The iterative procedure converges when all the mean vectors of the clusters remain stationary.A big problem associated with k-means algorithm, shared with SOM (Kohonen 1997), is the arbitrariness of predefine of the number of clusters, since it is difficult to predict the number of clusters in advance. In practice, this makes it necessary to use a trial-and-error approach where a comparison and biological validation of several runs of the algorithm with different parameter settings are necessary (Moreau et al., 2002). Another parameter that will influence the result of k-means clustering is the choice of the seeds. The algorithm suffers from the problem of local-minimum. This means that with different seeds, the algorithm can yield very different result. Preferably, the seeds should be chosen close to the centre of the natural clusters. Of course, this is hard to achieve if no prior knowledge about the clusters is available, which is often the case.

K-means method

In the previous figure dynamics of clustering by k-means is represented. Seeds are introduced and the mean change in successive iterations.

References

Hartigan, J. and Wong, M. (1979) A k-means clustering algorithm. Applied Statistics, 28, 100-108.
Kohonen, T. (1997) Self-organizing maps. Springer-Verlag, Berlin.
Moreau Y., De Smet F., Thijs G., Marchal K., and De Moor B( 2002) Functional Bioinformatics of microarray data: from expression to regulation. Proceedings of the IEEE, 90(11):1722–1743.

Distances

Depending on the feature one is interested on different distance functions can be used. There are two main families of distances:

  • euclidean, that depend on the point to point differences and accounts for absolute differences.
  • correlation that accounts for trends.

distances

The previous figure shows the different results we can obtain using the different types of distances. Using an Euclidean distance, B and C patterns will be clustered with preference to A, on the basis of their lower absolute differences. Using a correlation, the two red patterns will be preferentially clustered because of their similar trends. Usually correlation has more biological meaning.

Effect of the standarization

In many cases standardising the data is a good practise. Standardisation (actually normalization in statistical textbooks, but we are call it standarisation therein just to not mix this concept with the concept of normalisation of the array) is a simple procedure by means of which we transform all the data to the same scale by subtracting the mean and dividing by the variance. When data are standardised, Euclidean distances account for trends. That is, there are equivalent to correlations.

Euclidean (normal)

The straight line distance between two points. See euclidean distance.

Euclidean (square)

Squared euclidean distance.

Correlation coefficient (Spearman)

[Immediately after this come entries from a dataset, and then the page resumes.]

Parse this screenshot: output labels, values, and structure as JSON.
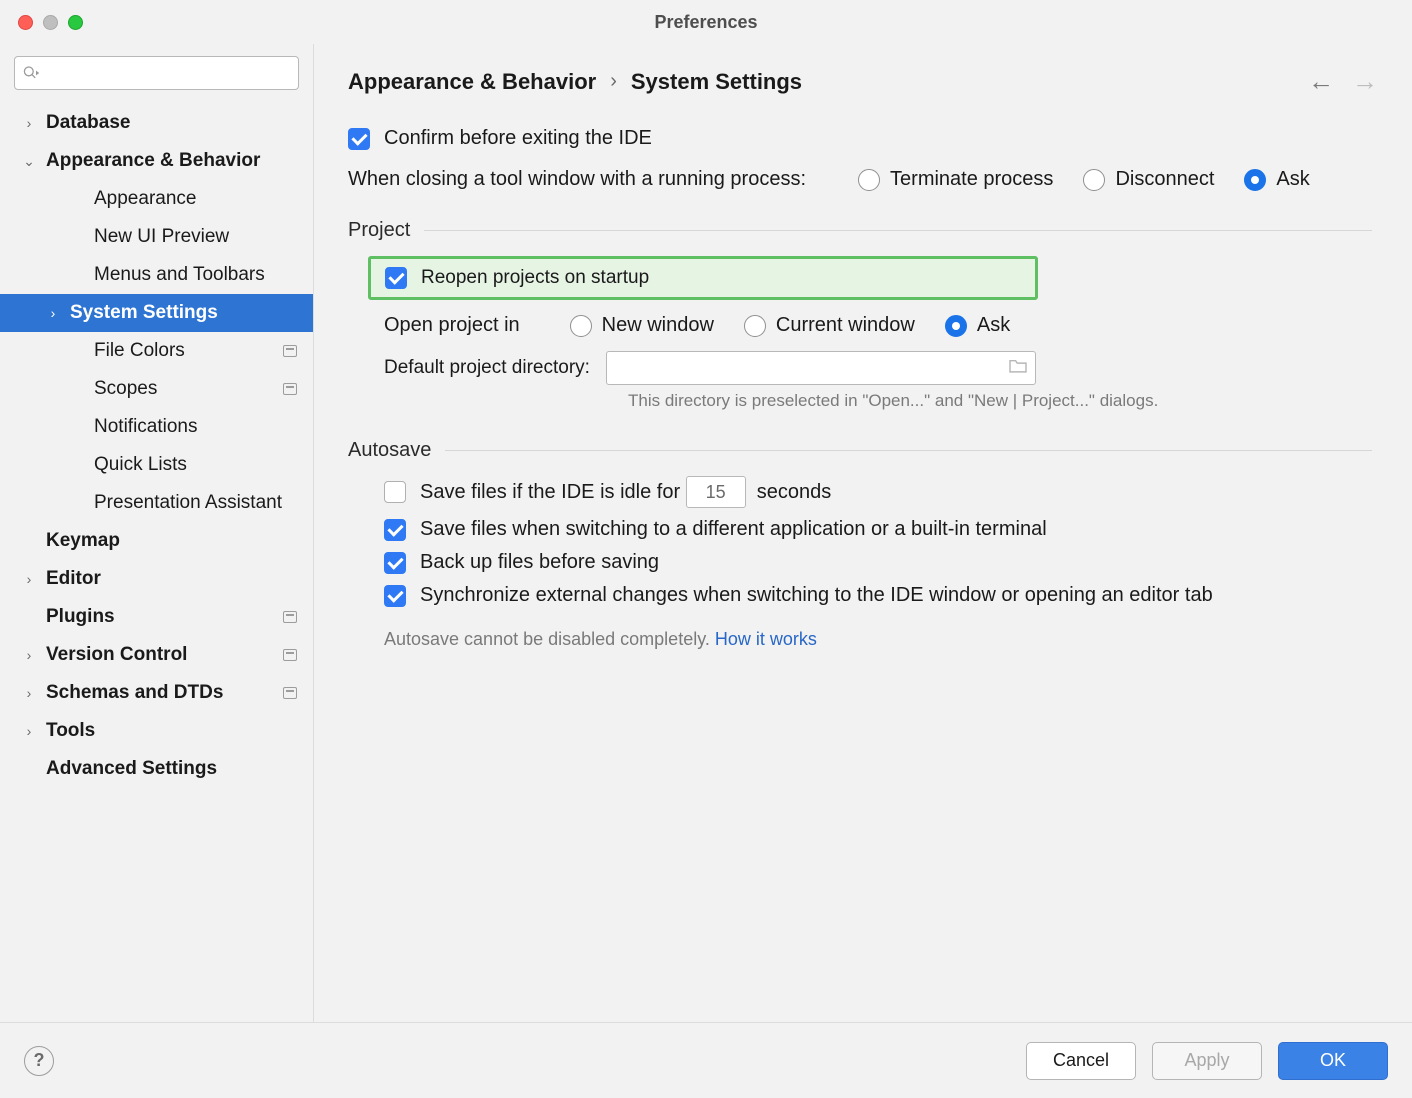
{
  "window": {
    "title": "Preferences"
  },
  "search": {
    "placeholder": ""
  },
  "sidebar": {
    "items": [
      {
        "label": "Database",
        "bold": true,
        "arrow": "right",
        "pad": 0
      },
      {
        "label": "Appearance & Behavior",
        "bold": true,
        "arrow": "down",
        "pad": 0
      },
      {
        "label": "Appearance",
        "bold": false,
        "arrow": "",
        "pad": 2
      },
      {
        "label": "New UI Preview",
        "bold": false,
        "arrow": "",
        "pad": 2
      },
      {
        "label": "Menus and Toolbars",
        "bold": false,
        "arrow": "",
        "pad": 2
      },
      {
        "label": "System Settings",
        "bold": true,
        "arrow": "right",
        "pad": 1,
        "selected": true
      },
      {
        "label": "File Colors",
        "bold": false,
        "arrow": "",
        "pad": 2,
        "badge": true
      },
      {
        "label": "Scopes",
        "bold": false,
        "arrow": "",
        "pad": 2,
        "badge": true
      },
      {
        "label": "Notifications",
        "bold": false,
        "arrow": "",
        "pad": 2
      },
      {
        "label": "Quick Lists",
        "bold": false,
        "arrow": "",
        "pad": 2
      },
      {
        "label": "Presentation Assistant",
        "bold": false,
        "arrow": "",
        "pad": 2
      },
      {
        "label": "Keymap",
        "bold": true,
        "arrow": "",
        "pad": 0,
        "noarrow": true
      },
      {
        "label": "Editor",
        "bold": true,
        "arrow": "right",
        "pad": 0
      },
      {
        "label": "Plugins",
        "bold": true,
        "arrow": "",
        "pad": 0,
        "noarrow": true,
        "badge": true
      },
      {
        "label": "Version Control",
        "bold": true,
        "arrow": "right",
        "pad": 0,
        "badge": true
      },
      {
        "label": "Schemas and DTDs",
        "bold": true,
        "arrow": "right",
        "pad": 0,
        "badge": true
      },
      {
        "label": "Tools",
        "bold": true,
        "arrow": "right",
        "pad": 0
      },
      {
        "label": "Advanced Settings",
        "bold": true,
        "arrow": "",
        "pad": 0,
        "noarrow": true
      }
    ]
  },
  "breadcrumb": {
    "a": "Appearance & Behavior",
    "sep": "›",
    "b": "System Settings"
  },
  "confirm_exit": "Confirm before exiting the IDE",
  "close_tool": {
    "label": "When closing a tool window with a running process:",
    "opts": [
      "Terminate process",
      "Disconnect",
      "Ask"
    ],
    "selected": 2
  },
  "sections": {
    "project": "Project",
    "autosave": "Autosave"
  },
  "project": {
    "reopen": "Reopen projects on startup",
    "open_in_label": "Open project in",
    "open_in_opts": [
      "New window",
      "Current window",
      "Ask"
    ],
    "open_in_selected": 2,
    "dir_label": "Default project directory:",
    "dir_value": "",
    "dir_hint": "This directory is preselected in \"Open...\" and \"New | Project...\" dialogs."
  },
  "autosave": {
    "idle_label_pre": "Save files if the IDE is idle for",
    "idle_value": "15",
    "idle_label_post": "seconds",
    "switch_app": "Save files when switching to a different application or a built-in terminal",
    "backup": "Back up files before saving",
    "sync": "Synchronize external changes when switching to the IDE window or opening an editor tab",
    "note_text": "Autosave cannot be disabled completely. ",
    "note_link": "How it works"
  },
  "footer": {
    "cancel": "Cancel",
    "apply": "Apply",
    "ok": "OK"
  }
}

A non-parametric measure of statistical dependence between two variables. The sign of the Spearman correlation indicates the direction of association between X (the independent variable) and Y (the dependent variable). See Spearman's correlation coefficient.

Pearson correlation coefficient

A measure of the linear dependence between two variables X and Y. Is defined as the covariance of the two variables divided by the product of their standard deviations. See Pearson's correlation coefficient.

upgma_method.jpg - UPGMA method (52.9 kB) Alicia Amadoz, 05/21/2010 07:02 am

sota_method.jpg - SOTA method (31.3 kB) Alicia Amadoz, 05/21/2010 07:24 am

kmeans_method.jpg - K-means method (21.1 kB) Alicia Amadoz, 05/21/2010 07:34 am

distances.jpg - distances (7.4 kB) Alicia Amadoz, 05/21/2010 07:59 am